The problem with a gasoline tax is it's highly regressive. The poor guy working for minimum wage needs a gallon of gasoline to get to work just like I do. However, the tax he pays on his gallon is a much greater percentage of his income than mine. He can barely afford the gasoline let alone the tax.

...and this is how the working poor in the USA often pay a greater percentage of their income in taxes than the more affluent... a fact totally lost on one of our national political parties, morons.

I think a gas guzzler or horsepower tax on vehicle sales is far preferable since the taxation is focused on those who can most afford to pay. I don't claim it's perfect but let's not allow the perfect to be the enemy of the good.

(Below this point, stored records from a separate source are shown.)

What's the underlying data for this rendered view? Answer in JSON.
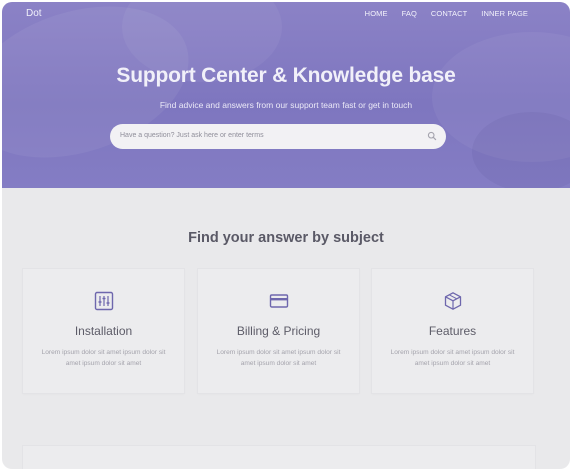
{
  "header": {
    "brand": "Dot",
    "nav": [
      "HOME",
      "FAQ",
      "CONTACT",
      "INNER PAGE"
    ]
  },
  "hero": {
    "title": "Support Center & Knowledge base",
    "subtitle": "Find advice and answers from our support team fast or get in touch",
    "search_placeholder": "Have a question? Just ask here or enter terms"
  },
  "subjects": {
    "title": "Find your answer by subject",
    "cards": [
      {
        "icon": "sliders-icon",
        "title": "Installation",
        "text": "Lorem ipsum dolor sit amet ipsum dolor sit amet ipsum dolor sit amet"
      },
      {
        "icon": "credit-card-icon",
        "title": "Billing & Pricing",
        "text": "Lorem ipsum dolor sit amet ipsum dolor sit amet ipsum dolor sit amet"
      },
      {
        "icon": "box-icon",
        "title": "Features",
        "text": "Lorem ipsum dolor sit amet ipsum dolor sit amet ipsum dolor sit amet"
      }
    ]
  },
  "colors": {
    "hero": "#847dc4",
    "accent_icon": "#6e67ad",
    "page_bg": "#e9e9eb"
  }
}
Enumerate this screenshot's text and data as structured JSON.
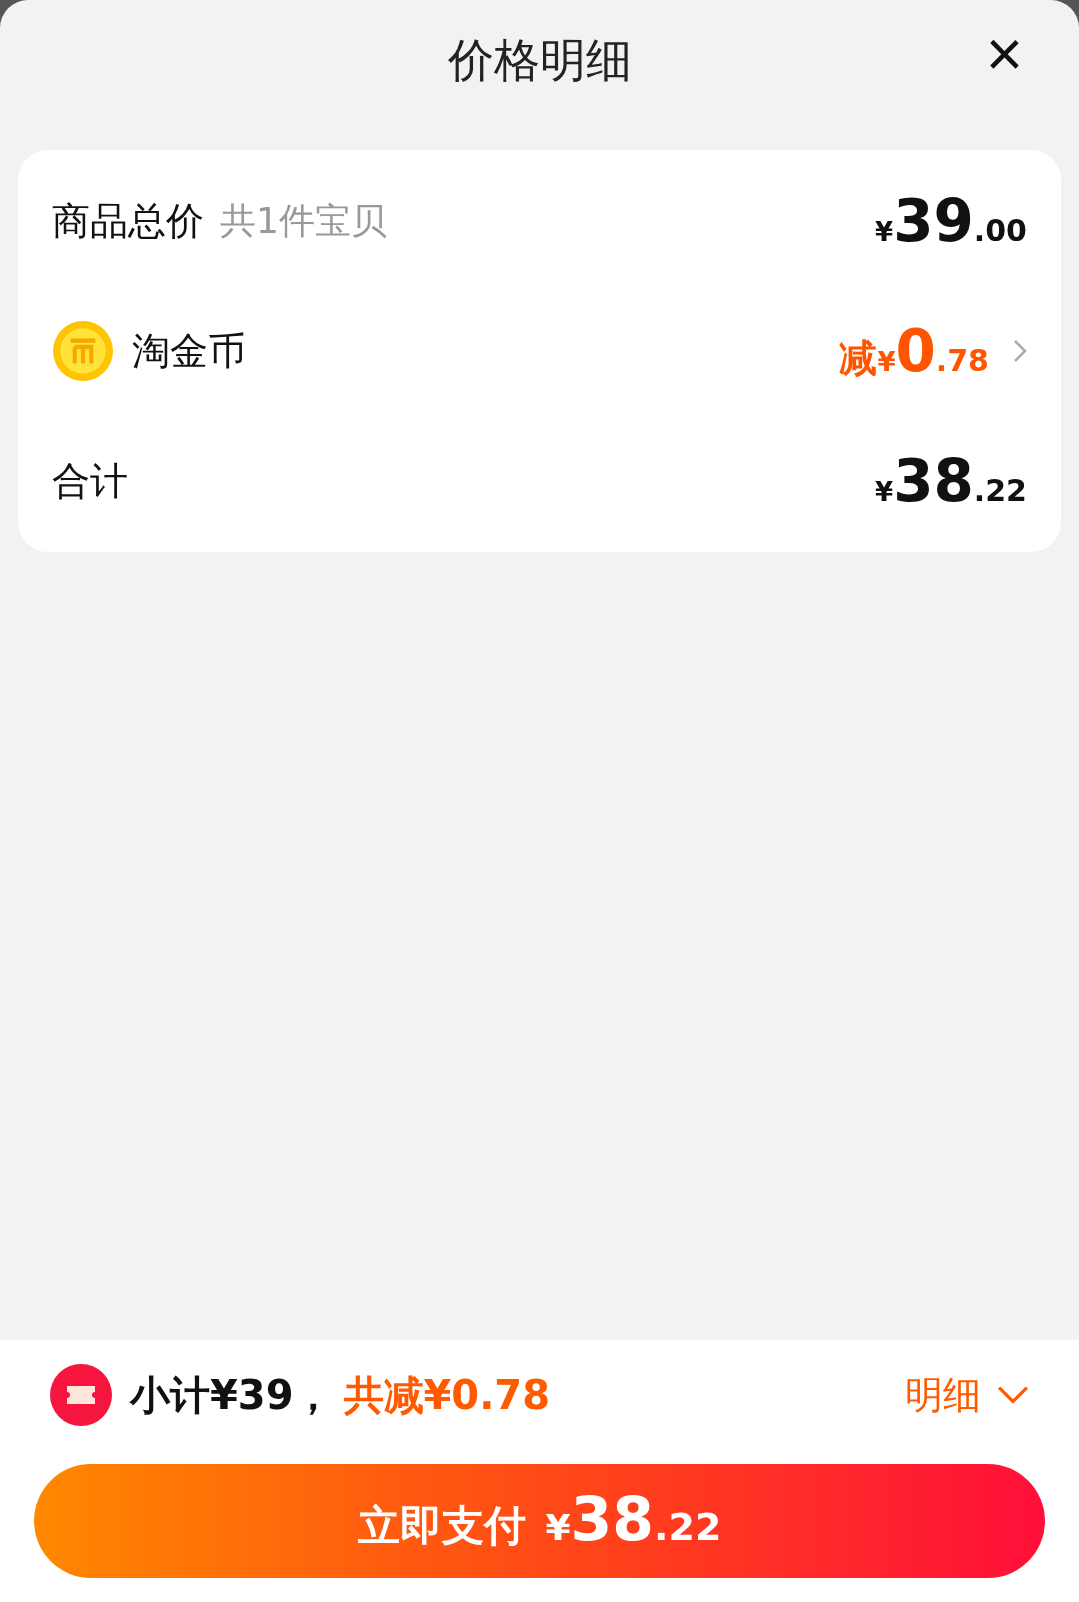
{
  "sheet": {
    "title": "价格明细",
    "close": "×"
  },
  "rows": [
    {
      "kind": "total",
      "label": "商品总价",
      "note": "共1件宝贝",
      "price": {
        "currency": "¥",
        "integer": "39",
        "decimal": ".00"
      }
    },
    {
      "kind": "coin",
      "label": "淘金币",
      "prefix": "减",
      "price": {
        "currency": "¥",
        "integer": "0",
        "decimal": ".78"
      }
    },
    {
      "kind": "sum",
      "label": "合计",
      "price": {
        "currency": "¥",
        "integer": "38",
        "decimal": ".22"
      }
    }
  ],
  "footer": {
    "subtotal": "小计¥39，",
    "discount": "共减¥0.78",
    "details": "明细"
  },
  "pay_button": {
    "label": "立即支付",
    "price": {
      "currency": "¥",
      "integer": "38",
      "decimal": ".22"
    }
  }
}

It depends what you want the tax to acchieve. If the object is to punish the naughty people that buy thirsty cars, use a gas guzzler tax. If you want to reduce fuel usage and save the planet, reduce reliance on imports etc - apply a fuel tax. A small fuel tax will reduce consumption far more than a big gas-guzzler tax. Everyone can reduce their fuel use including the poor guy on minimum wage. If the fuel price goes up 5% he only has to reduce his mileage by 2 - 3% to recoup the impost. Walk to the shops occasionally, organise yourself to shop less often, car pool, get the car tuned . . . . . etc.

Additionally there is always someone at the margin who will make a major decision after even a small price rise - upgrade the car, start using public transport, purchase a bicycle.

It is easy to say "oh but taxes are regressive". The reality is, a fuel tax is the fairest (user pays) way to pay for road infrastructure and maintenance, and a host of less obvious costs to society like environmental degradation, road trauma, public health etc.

Edited by gruntguru, 26 January 2013 - 02:35.